University graduate Arthur Yeung, who also ran in the city’s district council elections last year, was thought to be one of those arrested. A post on Mr Yeung’s Facebook page said he was arrested at his home on Monday morning.
Two district councillors, Isaac Lee and Eason Chan, were also arrested, according to posts on their respective Facebook pages.
The eight arrested are currently being investigated by national security officers, according to local newspaper the South China Morning Post, which cited unnamed sources.
The arrests come as Hong Kong and Beijing have increasingly clamped down on dissent in the city, following Beijing’s imposition of a national security law in Hong Kong in June aimed at curbing months of political unrest and anti-government protests last year.
The crackdown has prompted accusations that Beijing is violating the autonomy it promised when the former British colony was returned to China in 1997. It also has triggered warnings that the ruling Communist Party is damaging Hong Kong’s appeal as a global business centre and one of Asia’s most dynamic cities.
We need your help ...
The coronavirus pandemic is changing our world, fast. And we will do all we can to keep bringing you news and analysis throughout. But we are worried about maintaining enough income to pay our staff and minimal overheads.
Now, more than ever, we need a vibrant, independent media that holds the government to account and calls it out when it puts vested economic interests above human lives. We need a media that shows solidarity with the people most affected by the crisis – and one that can help to build a world based on collaboration and compassion.
We have been fighting against an establishment that is trying to shut us down.
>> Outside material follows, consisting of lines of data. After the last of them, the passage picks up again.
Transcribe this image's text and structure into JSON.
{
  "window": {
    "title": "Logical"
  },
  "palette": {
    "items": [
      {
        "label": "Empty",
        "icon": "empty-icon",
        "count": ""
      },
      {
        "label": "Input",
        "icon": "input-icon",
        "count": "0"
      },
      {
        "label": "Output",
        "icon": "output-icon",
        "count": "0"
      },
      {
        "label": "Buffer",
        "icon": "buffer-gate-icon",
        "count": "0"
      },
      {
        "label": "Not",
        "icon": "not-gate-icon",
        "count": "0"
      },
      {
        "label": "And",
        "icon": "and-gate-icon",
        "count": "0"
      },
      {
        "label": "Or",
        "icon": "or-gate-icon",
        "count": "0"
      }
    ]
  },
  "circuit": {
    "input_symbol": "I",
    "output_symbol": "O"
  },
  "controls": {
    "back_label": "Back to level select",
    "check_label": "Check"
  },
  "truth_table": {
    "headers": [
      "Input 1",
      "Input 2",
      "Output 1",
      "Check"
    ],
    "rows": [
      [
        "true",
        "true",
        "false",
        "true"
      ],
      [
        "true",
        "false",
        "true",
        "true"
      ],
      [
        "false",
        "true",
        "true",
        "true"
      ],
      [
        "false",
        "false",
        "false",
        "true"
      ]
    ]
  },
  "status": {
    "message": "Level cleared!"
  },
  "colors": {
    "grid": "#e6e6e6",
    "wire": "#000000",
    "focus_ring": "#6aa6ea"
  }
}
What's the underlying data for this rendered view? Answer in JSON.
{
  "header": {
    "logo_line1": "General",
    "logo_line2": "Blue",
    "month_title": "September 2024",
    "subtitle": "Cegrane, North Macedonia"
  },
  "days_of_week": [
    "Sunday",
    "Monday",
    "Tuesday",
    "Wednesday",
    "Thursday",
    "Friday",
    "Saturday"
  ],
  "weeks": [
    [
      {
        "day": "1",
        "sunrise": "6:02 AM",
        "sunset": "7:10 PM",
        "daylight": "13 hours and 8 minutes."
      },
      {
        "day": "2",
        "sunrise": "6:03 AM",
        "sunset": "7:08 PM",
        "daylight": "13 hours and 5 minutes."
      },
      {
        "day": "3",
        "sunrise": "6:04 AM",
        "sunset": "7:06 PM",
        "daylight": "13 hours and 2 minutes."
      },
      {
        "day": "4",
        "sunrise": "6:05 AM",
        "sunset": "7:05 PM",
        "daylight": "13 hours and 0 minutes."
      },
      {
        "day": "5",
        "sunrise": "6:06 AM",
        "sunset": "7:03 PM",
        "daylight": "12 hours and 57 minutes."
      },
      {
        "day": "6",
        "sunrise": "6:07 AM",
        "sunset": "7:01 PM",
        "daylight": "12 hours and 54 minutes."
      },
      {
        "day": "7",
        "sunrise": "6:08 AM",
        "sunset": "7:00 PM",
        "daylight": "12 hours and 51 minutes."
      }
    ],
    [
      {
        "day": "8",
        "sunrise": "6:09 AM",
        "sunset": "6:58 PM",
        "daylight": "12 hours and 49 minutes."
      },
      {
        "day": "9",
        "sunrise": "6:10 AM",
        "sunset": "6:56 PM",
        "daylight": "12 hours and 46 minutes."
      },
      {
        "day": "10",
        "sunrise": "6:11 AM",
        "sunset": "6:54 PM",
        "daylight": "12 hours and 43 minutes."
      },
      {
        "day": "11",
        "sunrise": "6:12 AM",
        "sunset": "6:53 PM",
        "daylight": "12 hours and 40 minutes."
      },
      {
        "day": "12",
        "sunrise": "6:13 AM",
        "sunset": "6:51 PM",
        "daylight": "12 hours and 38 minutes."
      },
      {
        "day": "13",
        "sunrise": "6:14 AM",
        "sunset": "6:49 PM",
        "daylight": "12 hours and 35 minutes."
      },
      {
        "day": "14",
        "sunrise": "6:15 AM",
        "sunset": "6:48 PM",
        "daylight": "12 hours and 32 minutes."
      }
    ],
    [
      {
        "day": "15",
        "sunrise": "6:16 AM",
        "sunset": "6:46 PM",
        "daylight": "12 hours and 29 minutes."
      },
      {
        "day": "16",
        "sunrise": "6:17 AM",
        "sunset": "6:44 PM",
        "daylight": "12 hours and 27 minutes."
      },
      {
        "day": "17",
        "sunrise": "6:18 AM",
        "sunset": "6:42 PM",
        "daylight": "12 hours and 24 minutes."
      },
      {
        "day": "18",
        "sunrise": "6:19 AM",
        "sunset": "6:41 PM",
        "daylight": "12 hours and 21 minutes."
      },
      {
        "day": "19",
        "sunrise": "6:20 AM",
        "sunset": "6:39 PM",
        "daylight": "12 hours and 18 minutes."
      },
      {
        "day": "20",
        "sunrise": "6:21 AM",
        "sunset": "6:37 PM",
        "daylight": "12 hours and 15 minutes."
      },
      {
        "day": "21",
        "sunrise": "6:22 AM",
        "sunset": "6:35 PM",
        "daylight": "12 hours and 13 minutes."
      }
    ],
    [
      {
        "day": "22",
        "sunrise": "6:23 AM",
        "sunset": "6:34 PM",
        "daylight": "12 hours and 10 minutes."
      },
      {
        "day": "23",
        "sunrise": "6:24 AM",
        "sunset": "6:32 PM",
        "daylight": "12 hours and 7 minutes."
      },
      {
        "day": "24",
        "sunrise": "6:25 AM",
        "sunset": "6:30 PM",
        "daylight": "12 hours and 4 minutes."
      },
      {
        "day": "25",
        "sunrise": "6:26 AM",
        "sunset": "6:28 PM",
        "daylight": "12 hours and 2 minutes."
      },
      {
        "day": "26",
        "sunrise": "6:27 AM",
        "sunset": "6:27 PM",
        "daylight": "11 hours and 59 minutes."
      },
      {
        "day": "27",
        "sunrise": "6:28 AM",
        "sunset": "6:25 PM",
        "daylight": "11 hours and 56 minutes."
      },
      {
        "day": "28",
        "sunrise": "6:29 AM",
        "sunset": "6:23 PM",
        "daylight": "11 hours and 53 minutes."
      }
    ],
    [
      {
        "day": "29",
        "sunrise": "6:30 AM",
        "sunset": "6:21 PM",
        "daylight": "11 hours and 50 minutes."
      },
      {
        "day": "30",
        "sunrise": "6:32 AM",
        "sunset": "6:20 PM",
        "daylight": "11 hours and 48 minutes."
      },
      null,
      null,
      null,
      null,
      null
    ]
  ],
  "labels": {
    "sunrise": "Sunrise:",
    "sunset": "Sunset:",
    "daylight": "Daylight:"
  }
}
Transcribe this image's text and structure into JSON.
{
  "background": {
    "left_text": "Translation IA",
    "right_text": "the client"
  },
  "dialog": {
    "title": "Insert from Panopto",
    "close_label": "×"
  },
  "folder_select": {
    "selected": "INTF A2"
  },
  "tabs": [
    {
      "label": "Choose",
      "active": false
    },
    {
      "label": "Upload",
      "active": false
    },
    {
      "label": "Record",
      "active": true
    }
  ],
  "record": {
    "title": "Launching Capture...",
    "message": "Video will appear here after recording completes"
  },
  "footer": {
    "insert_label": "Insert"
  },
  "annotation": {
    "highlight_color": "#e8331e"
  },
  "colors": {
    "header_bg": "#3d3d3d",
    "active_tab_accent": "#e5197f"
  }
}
And like most independent media, we don’t have the deep pockets of investors to call on to bail us out.
Can you help by chipping in a few pounds each month?